TAKSTANG MONASTERY (TIGER NEST AT PARO)

Situated on a rocky edge with a drop of nearly 800m is the prominent Himalayan Buddhist sacred site, the Paro Takstang which overlooks the spectacular Paro Valley. It is said that the respected Guru Padma Sambhava known as the second Buddha in Bhutan, meditated where the monastery is having alighted on the back of the legendary tigress.

THIMPU

The capital and the largest city in the Kingdom of Bhutan. Bhutan’s culture is reflected in Thimpu in terms of literature, religion, traditional customs, monastic practices of the monasteries and the arts. However, Thimpu has modernised over time, in addition to its traditional Buddhist sites and attractions, they have cafes, bars and restaurants too. Find the balance between old and new as you immerse yourself in the culture-rich town.

PARO

A historic town with many sacred sites and historical buildings that holds breathtaking scenery. One of the valley’s distinctive features is that it is situated in a flat valley bottom and follows a grid-like pattern. Paro is also home to the country’s National Museum, set in Paro Ta Dzong.

PHUENTSHOLING

Phuentsholing has the perfect blend of tradition, scenic views, modern life and rich cultures. The first thing that you will see at the border is the Gate of Bhutan, with its beautiful craftsmanship. There are other attractions that you must see while you’re here; Karbandi Monastery, the Amo Chuu Crocodile Breeding Centre,

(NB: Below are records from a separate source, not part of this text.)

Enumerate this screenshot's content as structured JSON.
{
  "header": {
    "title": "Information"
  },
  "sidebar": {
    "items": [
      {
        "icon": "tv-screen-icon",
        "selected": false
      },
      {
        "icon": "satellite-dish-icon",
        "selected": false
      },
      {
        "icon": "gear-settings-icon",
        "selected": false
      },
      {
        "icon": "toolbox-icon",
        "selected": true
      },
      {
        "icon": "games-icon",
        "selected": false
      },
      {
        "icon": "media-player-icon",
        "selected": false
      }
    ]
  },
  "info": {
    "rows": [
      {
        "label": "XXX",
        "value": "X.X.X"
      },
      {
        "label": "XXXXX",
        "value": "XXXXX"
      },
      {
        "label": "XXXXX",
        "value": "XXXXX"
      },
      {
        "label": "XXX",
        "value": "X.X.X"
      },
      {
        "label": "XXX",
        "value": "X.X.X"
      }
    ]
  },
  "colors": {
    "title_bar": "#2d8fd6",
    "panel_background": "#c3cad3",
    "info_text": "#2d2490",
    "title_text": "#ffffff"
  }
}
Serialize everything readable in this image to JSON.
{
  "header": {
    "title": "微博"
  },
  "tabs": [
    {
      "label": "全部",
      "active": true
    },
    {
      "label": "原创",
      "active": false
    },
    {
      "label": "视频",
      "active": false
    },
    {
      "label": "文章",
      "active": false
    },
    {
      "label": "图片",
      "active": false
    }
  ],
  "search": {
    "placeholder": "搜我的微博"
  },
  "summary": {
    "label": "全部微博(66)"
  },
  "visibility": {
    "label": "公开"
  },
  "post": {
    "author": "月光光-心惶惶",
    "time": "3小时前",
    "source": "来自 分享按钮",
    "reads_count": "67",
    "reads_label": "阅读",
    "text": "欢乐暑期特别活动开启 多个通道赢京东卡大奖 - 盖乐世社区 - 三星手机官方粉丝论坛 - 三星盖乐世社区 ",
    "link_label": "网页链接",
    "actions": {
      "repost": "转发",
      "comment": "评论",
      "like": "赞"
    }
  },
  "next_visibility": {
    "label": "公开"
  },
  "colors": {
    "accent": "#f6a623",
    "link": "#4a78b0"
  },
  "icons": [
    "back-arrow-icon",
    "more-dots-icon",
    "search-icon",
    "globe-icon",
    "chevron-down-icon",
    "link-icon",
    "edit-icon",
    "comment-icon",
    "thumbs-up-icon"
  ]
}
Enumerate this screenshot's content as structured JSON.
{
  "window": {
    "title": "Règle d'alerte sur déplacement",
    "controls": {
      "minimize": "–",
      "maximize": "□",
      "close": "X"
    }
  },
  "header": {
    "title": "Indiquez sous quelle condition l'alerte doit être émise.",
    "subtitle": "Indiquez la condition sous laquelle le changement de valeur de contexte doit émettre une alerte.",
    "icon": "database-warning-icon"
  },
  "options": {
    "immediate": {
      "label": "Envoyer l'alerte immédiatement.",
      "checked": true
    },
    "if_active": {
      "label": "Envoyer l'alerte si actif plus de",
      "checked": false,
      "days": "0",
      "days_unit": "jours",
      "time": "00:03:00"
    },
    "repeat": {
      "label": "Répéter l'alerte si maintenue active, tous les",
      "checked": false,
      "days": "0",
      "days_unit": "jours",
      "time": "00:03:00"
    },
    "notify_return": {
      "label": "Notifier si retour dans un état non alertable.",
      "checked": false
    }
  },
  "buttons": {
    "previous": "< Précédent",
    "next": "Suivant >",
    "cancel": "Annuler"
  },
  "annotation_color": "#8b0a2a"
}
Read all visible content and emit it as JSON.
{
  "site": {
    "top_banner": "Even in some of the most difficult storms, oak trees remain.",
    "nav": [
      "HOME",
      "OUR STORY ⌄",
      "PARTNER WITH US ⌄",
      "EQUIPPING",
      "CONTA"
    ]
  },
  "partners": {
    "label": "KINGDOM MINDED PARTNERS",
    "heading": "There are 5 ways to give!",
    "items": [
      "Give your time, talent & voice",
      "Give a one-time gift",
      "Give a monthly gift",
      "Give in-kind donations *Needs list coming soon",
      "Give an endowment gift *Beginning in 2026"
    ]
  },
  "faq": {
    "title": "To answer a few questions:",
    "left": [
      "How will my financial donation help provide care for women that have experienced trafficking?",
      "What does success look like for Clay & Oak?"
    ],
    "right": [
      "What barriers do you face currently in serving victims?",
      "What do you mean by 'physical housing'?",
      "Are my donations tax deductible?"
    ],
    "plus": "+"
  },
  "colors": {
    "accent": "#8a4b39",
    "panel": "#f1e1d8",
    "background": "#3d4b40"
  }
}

BUMTHANG VALLEY

Located at an altitude of 2,600m, it is one of the spiritual heartland of Bhutan with precious Buddhist sites. Jakar is the main town of Bumthang Valley and the best thing about the terrain is, its filled with apple trees as one of the landmark area in Bhutan.

WANGDUE PHODRANG

It is one of the largest districts in Bhutan with varied climatic conditions. With a rich tapestry of ancient Buddhist temples and monasteries, Wangdue Phodrang is sure to captivate its visitor. There are a few notable religious sites in the Wangdue Phadrong district such as the Gangtey Monastery and Dargay Goempa.

 

MONGAR AND LHUNTSE


Mongar is a district that is fast developing in eastern Bhutan. The road approaching Mongar is said to be one of the most spectacular journeys as it passes cliffs and through stunning fir forests and green pastures. The town is located atop a hill instead of within a valley. A little further up north, you will come across Lhuntse District – the ancestral home of the Kings. The region is famous for its weavers and their distinctive textiles are generally considered to be the best in the country.

PHOBJIKHA AND GANGTEY VALLEY

Bordering the Jigme Singye Wangchuck National Park is Phobjikha, a bowl-shaped valley on the western slopes of the Black Mountain. There are plenty of wildlife animals here that you may be able to spot such as the Himalayan black bears, leopards, red foxes, muntjacs (barking deer), wild boars, sambars, serows and black-necked cranes. Due to the large flock of cranes, it is considered one of the important wildlife preserves in the country. In this valley, the Nakey Chhu river drains the water and flows into Punak Tsang Chhu. Also referred to as Gangtey, after the goemba that sits on a ridge above the valley.

HAA VALLEY

Located in the southwest of Paro, it is the smallest district in the country. Although small, it is one of the most beautiful and isolated area in the entire kingdom. Haa is known to be the ancestral home of the Queen Grandmother and the Dorji family. The valley is relatively a new discovery and so is one of the least visited and well-preserved areas.